Saturday, September 21, 2019 - 6:04 pm

MASSENA -- Democrat incumbent town councilwoman Melanie Cunningham says she believes local government’s efforts should ultimately lead to creating living-wage jobs for people.

She doesn’t define “living wage” as a specific number. She calls it "a job that can provide for a family, offer them benefits and stability … not working 60 to 70 hours a week."

She said she wants to see the town continue areas where she believes they have been successful during her two years as a councilor.

She pointed to ongoing projects such as an expansion at the Celine G. Philibert Cultural Center and Museum, which they will be able to at least partially fund with a state grant.

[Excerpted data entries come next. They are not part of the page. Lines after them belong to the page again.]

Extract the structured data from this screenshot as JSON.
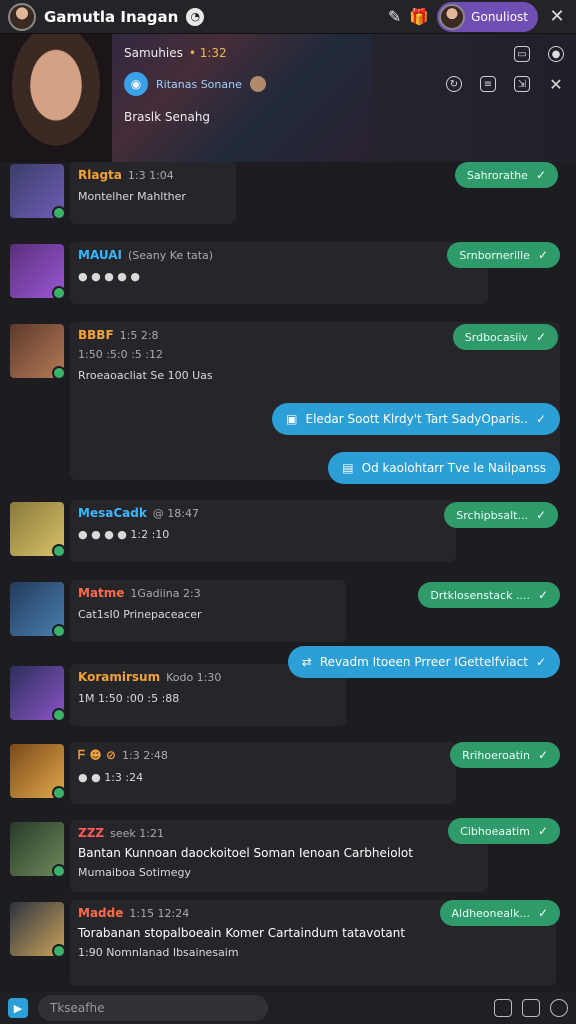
{
  "topbar": {
    "title": "Gamutla Inagan",
    "profile_name": "Gonuliost"
  },
  "hero": {
    "line1": "Samuhies",
    "line1_meta": "• 1:32",
    "sub_label": "Ritanas Sonane",
    "line3": "Braslk Senahg"
  },
  "chats": [
    {
      "name": "Rlagta",
      "name_color": "#f2a23a",
      "time": "1:3 1:04",
      "msg": "Montelher Mahlther",
      "status": "Sahrorathe",
      "avatar": [
        "#3a3e6a",
        "#6f5db5"
      ]
    },
    {
      "name": "MAUAI",
      "name_color": "#37b7ff",
      "time": "(Seany Ke tata)",
      "msg": "● ● ● ● ●",
      "status": "Srnbornerille",
      "avatar": [
        "#5a2f7a",
        "#9b57d6"
      ]
    },
    {
      "name": "BBBF",
      "name_color": "#f2a23a",
      "time": "1:5 2:8",
      "msg": "Rroeaoacliat Se 100 Uas",
      "msg_sub": "1:50 :5:0 :5 :12",
      "status": "Srdbocasiiv",
      "avatar": [
        "#5c3a2c",
        "#b57a56"
      ]
    },
    {
      "name": "MesaCadk",
      "name_color": "#37b7ff",
      "time": "@ 18:47",
      "msg": "● ● ● ● 1:2 :10",
      "status": "Srchipbsalt...",
      "avatar": [
        "#8a7a3a",
        "#d8c26a"
      ]
    },
    {
      "name": "Matme",
      "name_color": "#ff6b4a",
      "time": "1Gadiina 2:3",
      "msg": "Cat1sI0 Prinepaceacer",
      "status": "Drtklosenstack ....",
      "avatar": [
        "#223b5c",
        "#4a7fb0"
      ]
    },
    {
      "name": "Koramirsum",
      "name_color": "#f2a23a",
      "time": "Kodo 1:30",
      "msg": "1M 1:50 :00 :5 :88",
      "status": "",
      "avatar": [
        "#2c2f5a",
        "#8a54c8"
      ]
    },
    {
      "name": "ᖴ ☻ ⊘",
      "name_color": "#f2a23a",
      "time": "1:3 2:48",
      "msg": "● ● 1:3 :24",
      "status": "Rrihoeroatin",
      "avatar": [
        "#7a4a1a",
        "#e0a84a"
      ]
    },
    {
      "name": "ZZZ",
      "name_color": "#ff5a5a",
      "time": "seek 1:21",
      "msg": "Bantan Kunnoan daockoitoel Soman Ienoan Carbheiolot",
      "msg2": "Mumaiboa Sotimegy",
      "status": "Cibhoeaatim",
      "avatar": [
        "#2a3a2a",
        "#6c8a5a"
      ]
    },
    {
      "name": "Madde",
      "name_color": "#ff6b4a",
      "time": "1:15 12:24",
      "msg": "Torabanan stopalboeain Komer Cartaindum tatavotant",
      "msg2": "1:90 Nomnlanad Ibsainesaim",
      "status": "Aldheonealk...",
      "avatar": [
        "#2b3440",
        "#c9a25a"
      ]
    }
  ],
  "blue_pills": [
    "Eledar Soott Klrdy't Tart SadyOparis..",
    "Od kaolohtarr Tve le Nailpanss",
    "Revadm Itoeen Prreer IGettelfviact"
  ],
  "input": {
    "placeholder": "Tkseafhe"
  }
}
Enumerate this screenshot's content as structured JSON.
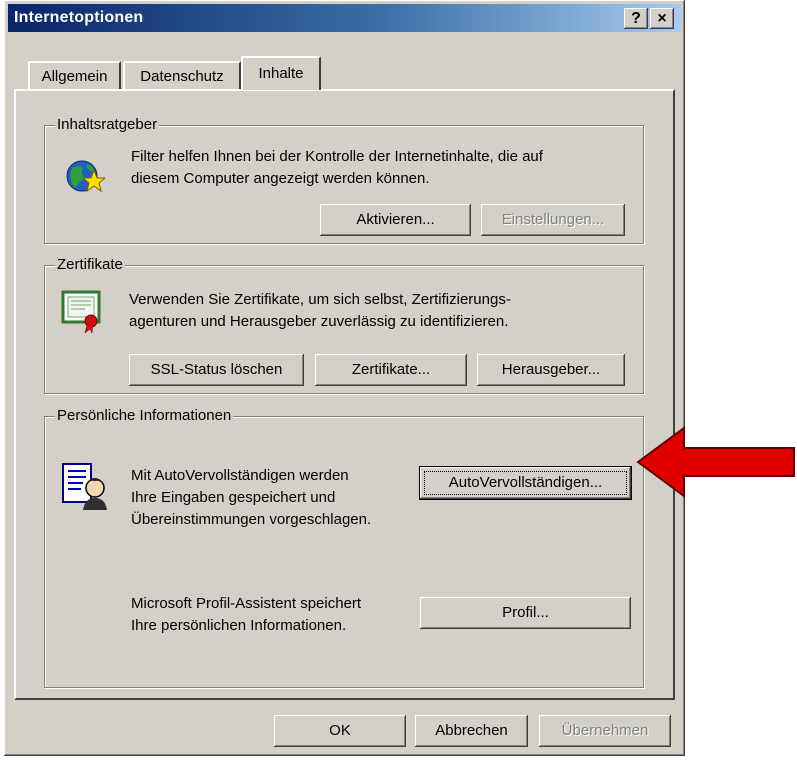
{
  "window": {
    "title": "Internetoptionen",
    "help_glyph": "?",
    "close_glyph": "×"
  },
  "tabs": [
    {
      "label": "Allgemein",
      "active": false
    },
    {
      "label": "Datenschutz",
      "active": false
    },
    {
      "label": "Inhalte",
      "active": true
    }
  ],
  "content_advisor": {
    "title": "Inhaltsratgeber",
    "description_line1": "Filter helfen Ihnen bei der Kontrolle der Internetinhalte, die auf",
    "description_line2": "diesem Computer angezeigt werden können.",
    "enable_label": "Aktivieren...",
    "settings_label": "Einstellungen..."
  },
  "certificates": {
    "title": "Zertifikate",
    "description_line1": "Verwenden Sie Zertifikate, um sich selbst, Zertifizierungs-",
    "description_line2": "agenturen und Herausgeber zuverlässig zu identifizieren.",
    "clear_ssl_label": "SSL-Status löschen",
    "certificates_label": "Zertifikate...",
    "publishers_label": "Herausgeber..."
  },
  "personal": {
    "title": "Persönliche Informationen",
    "autocomplete_line1": "Mit AutoVervollständigen werden",
    "autocomplete_line2": "Ihre Eingaben gespeichert und",
    "autocomplete_line3": "Übereinstimmungen vorgeschlagen.",
    "autocomplete_label": "AutoVervollständigen...",
    "profile_line1": "Microsoft Profil-Assistent speichert",
    "profile_line2": "Ihre persönlichen Informationen.",
    "profile_label": "Profil..."
  },
  "footer": {
    "ok_label": "OK",
    "cancel_label": "Abbrechen",
    "apply_label": "Übernehmen"
  },
  "colors": {
    "arrow": "#e00000",
    "face": "#d4d0c8",
    "titlebar": "#0a246a"
  }
}
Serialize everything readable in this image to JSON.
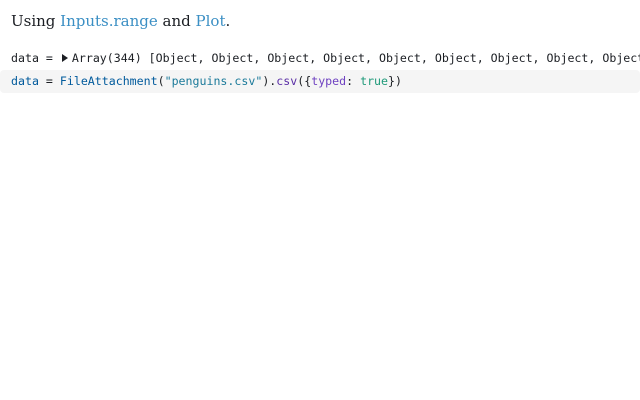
{
  "intro": {
    "prefix": "Using ",
    "link1": "Inputs.range",
    "middle": " and ",
    "link2": "Plot",
    "suffix": "."
  },
  "output": {
    "name": "data",
    "equals": " = ",
    "summary": "Array(344) [Object, Object, Object, Object, Object, Object, Object, Object, Object, Obje"
  },
  "code": {
    "var": "data",
    "assign": " = ",
    "fn": "FileAttachment",
    "open_paren": "(",
    "arg": "\"penguins.csv\"",
    "close_paren": ").",
    "method": "csv",
    "open_obj": "({",
    "key": "typed",
    "colon": ": ",
    "value": "true",
    "close_obj": "})"
  },
  "colors": {
    "link": "#3b8fc4",
    "cell_background": "#f5f5f5"
  }
}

And she highlighted two water projects in the early stages - one to expand town water service east, possible as far as the RACER site and Akwesasne, and another project to repair deteriorating water lines on North Raquette Road and state Route 131.

"You also have a chance for businesses to come in that way too,” she said of the project to expand their water service to the east.

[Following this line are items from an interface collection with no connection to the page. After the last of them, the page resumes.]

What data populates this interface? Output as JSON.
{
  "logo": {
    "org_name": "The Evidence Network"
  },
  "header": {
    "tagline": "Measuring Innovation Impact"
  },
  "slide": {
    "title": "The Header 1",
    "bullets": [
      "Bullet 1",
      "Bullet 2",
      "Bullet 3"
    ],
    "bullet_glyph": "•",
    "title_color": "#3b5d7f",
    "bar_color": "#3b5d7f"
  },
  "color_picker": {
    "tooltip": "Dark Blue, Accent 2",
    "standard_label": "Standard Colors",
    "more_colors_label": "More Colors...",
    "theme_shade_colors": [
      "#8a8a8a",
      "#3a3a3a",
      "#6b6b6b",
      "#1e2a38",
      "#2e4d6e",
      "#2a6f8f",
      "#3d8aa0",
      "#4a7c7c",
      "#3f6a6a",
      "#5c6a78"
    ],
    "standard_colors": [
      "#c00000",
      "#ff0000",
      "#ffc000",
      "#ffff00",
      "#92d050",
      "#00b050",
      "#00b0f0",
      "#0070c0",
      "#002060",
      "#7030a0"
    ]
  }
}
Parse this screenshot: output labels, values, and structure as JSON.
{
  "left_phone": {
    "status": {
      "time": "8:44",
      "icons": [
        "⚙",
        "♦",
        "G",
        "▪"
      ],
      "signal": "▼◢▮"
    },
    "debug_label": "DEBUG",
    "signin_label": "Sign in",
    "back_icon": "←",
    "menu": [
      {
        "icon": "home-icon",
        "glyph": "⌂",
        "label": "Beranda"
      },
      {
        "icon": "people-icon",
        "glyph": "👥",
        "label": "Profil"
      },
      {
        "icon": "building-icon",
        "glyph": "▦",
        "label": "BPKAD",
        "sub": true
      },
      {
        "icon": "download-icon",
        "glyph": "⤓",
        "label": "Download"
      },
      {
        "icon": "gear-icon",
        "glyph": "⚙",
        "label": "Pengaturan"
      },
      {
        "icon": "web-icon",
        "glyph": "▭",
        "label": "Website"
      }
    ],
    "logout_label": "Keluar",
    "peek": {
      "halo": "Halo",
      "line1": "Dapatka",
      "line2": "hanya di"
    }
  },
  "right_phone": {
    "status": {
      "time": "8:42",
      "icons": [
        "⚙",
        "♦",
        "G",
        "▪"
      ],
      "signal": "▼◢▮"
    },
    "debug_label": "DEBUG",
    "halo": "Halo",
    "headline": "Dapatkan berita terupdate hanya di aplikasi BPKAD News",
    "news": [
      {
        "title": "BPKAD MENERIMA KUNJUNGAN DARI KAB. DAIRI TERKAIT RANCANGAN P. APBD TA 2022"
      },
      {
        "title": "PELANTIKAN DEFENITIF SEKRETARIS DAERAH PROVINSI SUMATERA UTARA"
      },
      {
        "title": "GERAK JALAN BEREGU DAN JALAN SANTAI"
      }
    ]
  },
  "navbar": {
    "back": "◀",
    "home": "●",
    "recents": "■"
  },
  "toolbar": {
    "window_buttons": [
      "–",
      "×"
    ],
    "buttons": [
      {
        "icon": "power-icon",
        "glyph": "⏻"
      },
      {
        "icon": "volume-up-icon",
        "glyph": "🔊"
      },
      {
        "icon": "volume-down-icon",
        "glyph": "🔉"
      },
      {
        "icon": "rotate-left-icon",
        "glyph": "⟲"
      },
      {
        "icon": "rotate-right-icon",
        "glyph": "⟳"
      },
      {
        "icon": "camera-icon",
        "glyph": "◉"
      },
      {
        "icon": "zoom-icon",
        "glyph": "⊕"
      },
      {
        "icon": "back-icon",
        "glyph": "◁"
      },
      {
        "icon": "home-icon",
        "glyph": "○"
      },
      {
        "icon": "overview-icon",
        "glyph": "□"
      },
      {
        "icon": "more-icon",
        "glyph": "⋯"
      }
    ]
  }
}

Cunningham resigned from the MMH board at the beginning of 2018 to replace then-Councilor Steve O’Shaughnessy. She was appointed to his seat on the council after he was voted in as town supervisor in the 2017 election. Cunningham said she sees the MMH referendum as biggest issue facing the town.

“There's no bigger issue this town has been faced with, ever. I pray that it goes forward. I hope people vote yes for this to happen,” she said. "The affiliation, that has to happen. The town board, we have to. It is priority of keeping the hospital open and keeping the medical service and jobs. Those are good working honest people that need those jobs."

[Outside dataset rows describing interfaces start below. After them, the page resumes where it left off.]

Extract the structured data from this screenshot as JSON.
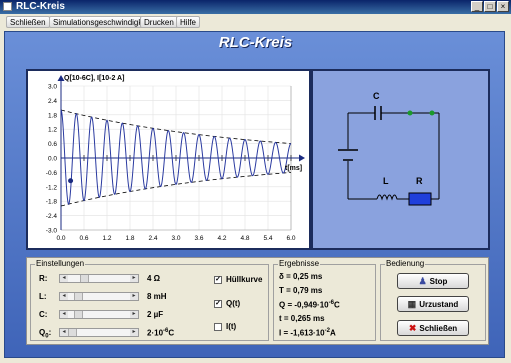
{
  "window": {
    "title": "RLC-Kreis",
    "buttons": [
      "_",
      "□",
      "×"
    ]
  },
  "menu": [
    "Schließen",
    "Simulationsgeschwindigkeit",
    "Drucken",
    "Hilfe"
  ],
  "heading": "RLC-Kreis",
  "plot": {
    "ylabel": "Q[10-6C], I[10-2 A]",
    "xlabel": "t[ms]",
    "yticks": [
      "3.0",
      "2.4",
      "1.8",
      "1.2",
      "0.6",
      "0.0",
      "-0.6",
      "-1.2",
      "-1.8",
      "-2.4",
      "-3.0"
    ],
    "xticks": [
      "0.0",
      "0.6",
      "1.2",
      "1.8",
      "2.4",
      "3.0",
      "3.6",
      "4.2",
      "4.8",
      "5.4",
      "6.0"
    ]
  },
  "chart_data": {
    "type": "line",
    "xlabel": "t[ms]",
    "ylabel": "Q[10-6C], I[10-2 A]",
    "xlim": [
      0,
      6.0
    ],
    "ylim": [
      -3.0,
      3.0
    ],
    "series": [
      {
        "name": "Q(t)",
        "amplitude": 2.0,
        "damping_time_ms": 5.0,
        "period_ms": 0.4,
        "style": "solid",
        "color": "#2a3aa0"
      },
      {
        "name": "Hüllkurve",
        "style": "dashed",
        "color": "#000000"
      }
    ],
    "marker": {
      "t": 0.25,
      "q": -0.949
    }
  },
  "circuit": {
    "C": "C",
    "L": "L",
    "R": "R"
  },
  "settings": {
    "title": "Einstellungen",
    "rows": [
      {
        "label": "R:",
        "value": "4 Ω",
        "pos": 0.2
      },
      {
        "label": "L:",
        "value": "8 mH",
        "pos": 0.1
      },
      {
        "label": "C:",
        "value": "2 µF",
        "pos": 0.1
      },
      {
        "label": "Q",
        "sub": "0",
        "label_suffix": ":",
        "value": "2·10",
        "exp": "-6",
        "unit": "C",
        "pos": 0.0
      }
    ],
    "checks": [
      {
        "label": "Hüllkurve",
        "checked": true
      },
      {
        "label": "Q(t)",
        "checked": true
      },
      {
        "label": "I(t)",
        "checked": false
      }
    ]
  },
  "results": {
    "title": "Ergebnisse",
    "rows": [
      {
        "name": "δ",
        "value": "0,25 ms"
      },
      {
        "name": "T",
        "value": "0,79 ms"
      },
      {
        "name": "Q",
        "value": "-0,949·10",
        "exp": "-6",
        "unit": "C"
      },
      {
        "name": "t",
        "value": "0,265 ms"
      },
      {
        "name": "I",
        "value": "-1,613·10",
        "exp": "-2",
        "unit": "A"
      }
    ]
  },
  "control": {
    "title": "Bedienung",
    "buttons": [
      {
        "label": "Stop",
        "icon": "stop-icon",
        "glyph": "♟",
        "color": "#3a4aa0"
      },
      {
        "label": "Urzustand",
        "icon": "reset-icon",
        "glyph": "▦",
        "color": "#333333"
      },
      {
        "label": "Schließen",
        "icon": "close-icon",
        "glyph": "✖",
        "color": "#cc1111"
      }
    ]
  }
}
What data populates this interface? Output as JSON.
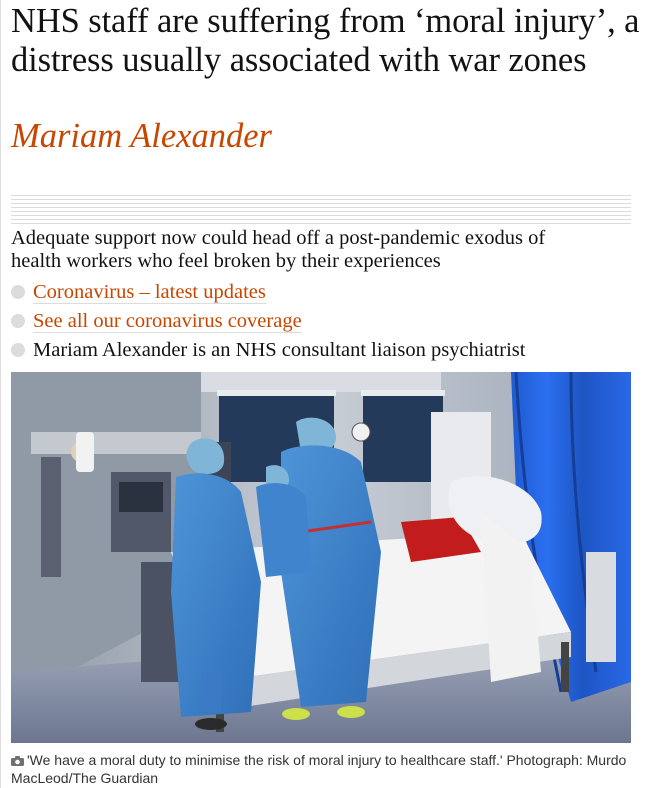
{
  "article": {
    "headline": "NHS staff are suffering from ‘moral injury’, a distress usually associated with war zones",
    "byline": "Mariam Alexander",
    "standfirst": "Adequate support now could head off a post-pandemic exodus of health workers who feel broken by their experiences",
    "bullets": [
      {
        "text": "Coronavirus – latest updates",
        "is_link": true
      },
      {
        "text": "See all our coronavirus coverage",
        "is_link": true
      },
      {
        "text": "Mariam Alexander is an NHS consultant liaison psychiatrist",
        "is_link": false
      }
    ],
    "image": {
      "caption": "'We have a moral duty to minimise the risk of moral injury to healthcare staff.' Photograph: Murdo MacLeod/The Guardian"
    }
  },
  "colors": {
    "accent": "#c74600",
    "text": "#121212",
    "rule": "#dcdcdc",
    "caption": "#333333"
  },
  "icons": {
    "caption_icon": "camera-icon",
    "bullet_icon": "grey-circle"
  }
}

She believes if the referendum fails, it could lead to a significant increase in property taxes to pay for MMH’s outstanding debts. If they affiliate with SLHS, the state Department of Health has pledged $20 million to take care of the debts.

"People in this area cannot afford that. We have to have a health facility here,” she said.

While she called O’Shaughnessy’s handling of the MMH board leading up to the St. Lawrence Health proposal as “aggressive,” she believes the hospital would have ultimately closed without the shakeup. O’Shaughnessy fired and declined to re-appoint several longtime members, some of whom later complained they were fired because they wanted to affiliate with Crouse Hospital rather than SLHS.

"It was aggressive. I can say this - by being on both sides I can see why it had to be aggressive." "We knew what was on the line. People's jobs, people's taxes were on the line,” she said. "It had to be done to move forward to get to the positive place we're at."

"After going three years not knowing the affiliation the hospital board chose ... we had major concerns,” Cunningham said. “They were running out of money. They were going to close.”

"The town board identified a partner we need to survive."

She said she believes her work on the council so far qualifies her for a new four-year term.

"For the last two years I've been on the board. I've involved myself in many facets ... I'm currently liaison to the rescue squad, Business Development Corporation, museum and library (boards),” she said.

She also pointed to having to rebuild her life after the closure of General Motors, her former employer.

"I did not receive any transfer money or any buyout money. I didn't receive a single penny from them. My husband was also laid off from them. We had to walk in the door one day and say 'tour parents don't have a job,’” she said. "I also stayed to the very end and took care of the membership and I didn't receive any money for it. I helped people who wanted to transfer.”

She then went back to school and got a degree as a registered nurse. She is now the RN at the Salmon River Central School District.

"I see both socially and economically what families are faced with,” she said. "These are issues that are faced everyday ... and we try to find a way to help these people"

She said she also volunteers at a local food pantry and is “passionate” about her involvement in a program called Gabriel Helping Hands. She said the organization “helps many people in the local area, families that need help."